- **What to work on**: Please return the listing exactly as written, but without its pictures.

The data Start Marker

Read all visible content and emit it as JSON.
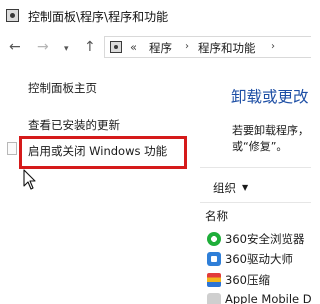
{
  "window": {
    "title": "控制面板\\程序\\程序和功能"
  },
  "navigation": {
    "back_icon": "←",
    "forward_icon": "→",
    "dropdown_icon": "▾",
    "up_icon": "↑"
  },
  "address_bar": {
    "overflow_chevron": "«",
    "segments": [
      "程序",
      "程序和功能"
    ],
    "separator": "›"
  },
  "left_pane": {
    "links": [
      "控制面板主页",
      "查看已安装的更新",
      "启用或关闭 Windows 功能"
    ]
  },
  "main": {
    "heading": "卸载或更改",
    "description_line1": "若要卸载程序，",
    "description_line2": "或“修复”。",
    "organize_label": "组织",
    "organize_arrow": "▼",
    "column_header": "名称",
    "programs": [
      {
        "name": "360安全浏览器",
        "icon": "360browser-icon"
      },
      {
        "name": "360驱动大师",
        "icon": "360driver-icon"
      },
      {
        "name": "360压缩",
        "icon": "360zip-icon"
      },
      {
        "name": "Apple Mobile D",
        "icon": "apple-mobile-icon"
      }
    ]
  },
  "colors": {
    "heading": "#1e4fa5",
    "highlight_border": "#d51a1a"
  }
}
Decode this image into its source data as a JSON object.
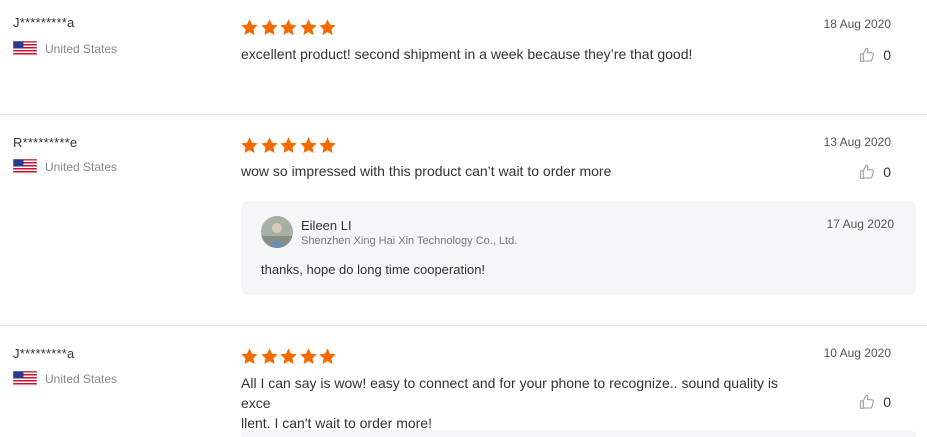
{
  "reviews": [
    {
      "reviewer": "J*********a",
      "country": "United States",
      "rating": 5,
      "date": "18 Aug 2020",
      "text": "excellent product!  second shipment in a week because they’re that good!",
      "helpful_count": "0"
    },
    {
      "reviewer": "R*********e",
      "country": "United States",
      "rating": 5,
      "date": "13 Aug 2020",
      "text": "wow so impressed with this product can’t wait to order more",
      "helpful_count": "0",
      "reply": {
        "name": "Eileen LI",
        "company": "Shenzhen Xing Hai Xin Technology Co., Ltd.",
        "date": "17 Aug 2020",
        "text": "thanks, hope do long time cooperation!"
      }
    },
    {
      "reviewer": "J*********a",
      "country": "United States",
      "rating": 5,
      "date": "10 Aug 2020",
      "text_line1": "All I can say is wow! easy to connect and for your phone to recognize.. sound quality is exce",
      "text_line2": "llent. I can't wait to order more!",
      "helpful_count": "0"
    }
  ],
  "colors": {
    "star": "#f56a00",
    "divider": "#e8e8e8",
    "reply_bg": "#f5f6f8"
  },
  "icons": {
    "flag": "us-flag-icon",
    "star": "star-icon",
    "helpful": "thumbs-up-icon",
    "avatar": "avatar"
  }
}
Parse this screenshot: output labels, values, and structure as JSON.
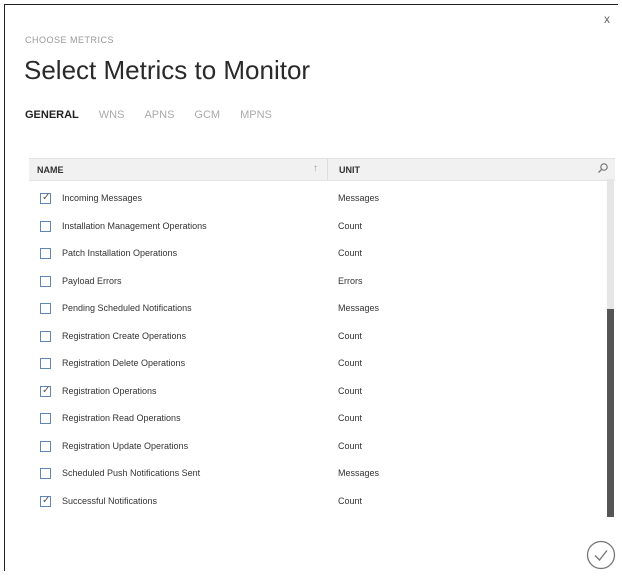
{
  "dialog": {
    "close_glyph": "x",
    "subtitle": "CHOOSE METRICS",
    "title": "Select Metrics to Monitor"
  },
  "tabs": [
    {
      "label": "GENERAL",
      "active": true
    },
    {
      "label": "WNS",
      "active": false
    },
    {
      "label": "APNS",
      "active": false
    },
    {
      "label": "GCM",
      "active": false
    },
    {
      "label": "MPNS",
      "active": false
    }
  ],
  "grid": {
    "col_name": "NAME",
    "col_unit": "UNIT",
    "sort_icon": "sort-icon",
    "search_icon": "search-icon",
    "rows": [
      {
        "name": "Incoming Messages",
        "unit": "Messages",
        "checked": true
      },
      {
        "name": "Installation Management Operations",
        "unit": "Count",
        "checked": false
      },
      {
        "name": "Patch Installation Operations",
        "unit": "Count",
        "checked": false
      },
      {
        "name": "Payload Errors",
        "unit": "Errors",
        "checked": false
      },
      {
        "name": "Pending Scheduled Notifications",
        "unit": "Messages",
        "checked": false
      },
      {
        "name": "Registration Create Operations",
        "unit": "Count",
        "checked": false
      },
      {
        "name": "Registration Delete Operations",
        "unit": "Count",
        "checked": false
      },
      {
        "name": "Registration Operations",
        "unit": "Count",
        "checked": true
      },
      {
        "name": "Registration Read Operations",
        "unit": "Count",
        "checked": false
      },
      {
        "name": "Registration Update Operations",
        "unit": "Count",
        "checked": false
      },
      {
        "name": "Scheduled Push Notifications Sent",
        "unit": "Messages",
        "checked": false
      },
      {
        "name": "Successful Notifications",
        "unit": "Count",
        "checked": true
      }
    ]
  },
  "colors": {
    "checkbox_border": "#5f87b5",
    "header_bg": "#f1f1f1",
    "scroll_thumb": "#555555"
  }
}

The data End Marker

- **Answer area**:
Read all visible content and emit it as JSON.
{
  "window": {
    "title": "控制面板\\程序\\程序和功能"
  },
  "navigation": {
    "back_icon": "←",
    "forward_icon": "→",
    "dropdown_icon": "▾",
    "up_icon": "↑"
  },
  "address_bar": {
    "overflow_chevron": "«",
    "segments": [
      "程序",
      "程序和功能"
    ],
    "separator": "›"
  },
  "left_pane": {
    "links": [
      "控制面板主页",
      "查看已安装的更新",
      "启用或关闭 Windows 功能"
    ]
  },
  "main": {
    "heading": "卸载或更改",
    "description_line1": "若要卸载程序，",
    "description_line2": "或“修复”。",
    "organize_label": "组织",
    "organize_arrow": "▼",
    "column_header": "名称",
    "programs": [
      {
        "name": "360安全浏览器",
        "icon": "360browser-icon"
      },
      {
        "name": "360驱动大师",
        "icon": "360driver-icon"
      },
      {
        "name": "360压缩",
        "icon": "360zip-icon"
      },
      {
        "name": "Apple Mobile D",
        "icon": "apple-mobile-icon"
      }
    ]
  },
  "colors": {
    "heading": "#1e4fa5",
    "highlight_border": "#d51a1a"
  }
}
Decode this image into its source data as a JSON object.
{
  "reviews": [
    {
      "reviewer": "J*********a",
      "country": "United States",
      "rating": 5,
      "date": "18 Aug 2020",
      "text": "excellent product!  second shipment in a week because they’re that good!",
      "helpful_count": "0"
    },
    {
      "reviewer": "R*********e",
      "country": "United States",
      "rating": 5,
      "date": "13 Aug 2020",
      "text": "wow so impressed with this product can’t wait to order more",
      "helpful_count": "0",
      "reply": {
        "name": "Eileen LI",
        "company": "Shenzhen Xing Hai Xin Technology Co., Ltd.",
        "date": "17 Aug 2020",
        "text": "thanks, hope do long time cooperation!"
      }
    },
    {
      "reviewer": "J*********a",
      "country": "United States",
      "rating": 5,
      "date": "10 Aug 2020",
      "text_line1": "All I can say is wow! easy to connect and for your phone to recognize.. sound quality is exce",
      "text_line2": "llent. I can't wait to order more!",
      "helpful_count": "0"
    }
  ],
  "colors": {
    "star": "#f56a00",
    "divider": "#e8e8e8",
    "reply_bg": "#f5f6f8"
  },
  "icons": {
    "flag": "us-flag-icon",
    "star": "star-icon",
    "helpful": "thumbs-up-icon",
    "avatar": "avatar"
  }
}
Parse this screenshot: output labels, values, and structure as JSON.
{
  "dialog": {
    "close_glyph": "x",
    "subtitle": "CHOOSE METRICS",
    "title": "Select Metrics to Monitor"
  },
  "tabs": [
    {
      "label": "GENERAL",
      "active": true
    },
    {
      "label": "WNS",
      "active": false
    },
    {
      "label": "APNS",
      "active": false
    },
    {
      "label": "GCM",
      "active": false
    },
    {
      "label": "MPNS",
      "active": false
    }
  ],
  "grid": {
    "col_name": "NAME",
    "col_unit": "UNIT",
    "sort_icon": "sort-icon",
    "search_icon": "search-icon",
    "rows": [
      {
        "name": "Incoming Messages",
        "unit": "Messages",
        "checked": true
      },
      {
        "name": "Installation Management Operations",
        "unit": "Count",
        "checked": false
      },
      {
        "name": "Patch Installation Operations",
        "unit": "Count",
        "checked": false
      },
      {
        "name": "Payload Errors",
        "unit": "Errors",
        "checked": false
      },
      {
        "name": "Pending Scheduled Notifications",
        "unit": "Messages",
        "checked": false
      },
      {
        "name": "Registration Create Operations",
        "unit": "Count",
        "checked": false
      },
      {
        "name": "Registration Delete Operations",
        "unit": "Count",
        "checked": false
      },
      {
        "name": "Registration Operations",
        "unit": "Count",
        "checked": true
      },
      {
        "name": "Registration Read Operations",
        "unit": "Count",
        "checked": false
      },
      {
        "name": "Registration Update Operations",
        "unit": "Count",
        "checked": false
      },
      {
        "name": "Scheduled Push Notifications Sent",
        "unit": "Messages",
        "checked": false
      },
      {
        "name": "Successful Notifications",
        "unit": "Count",
        "checked": true
      }
    ]
  },
  "colors": {
    "checkbox_border": "#5f87b5",
    "header_bg": "#f1f1f1",
    "scroll_thumb": "#555555"
  }
}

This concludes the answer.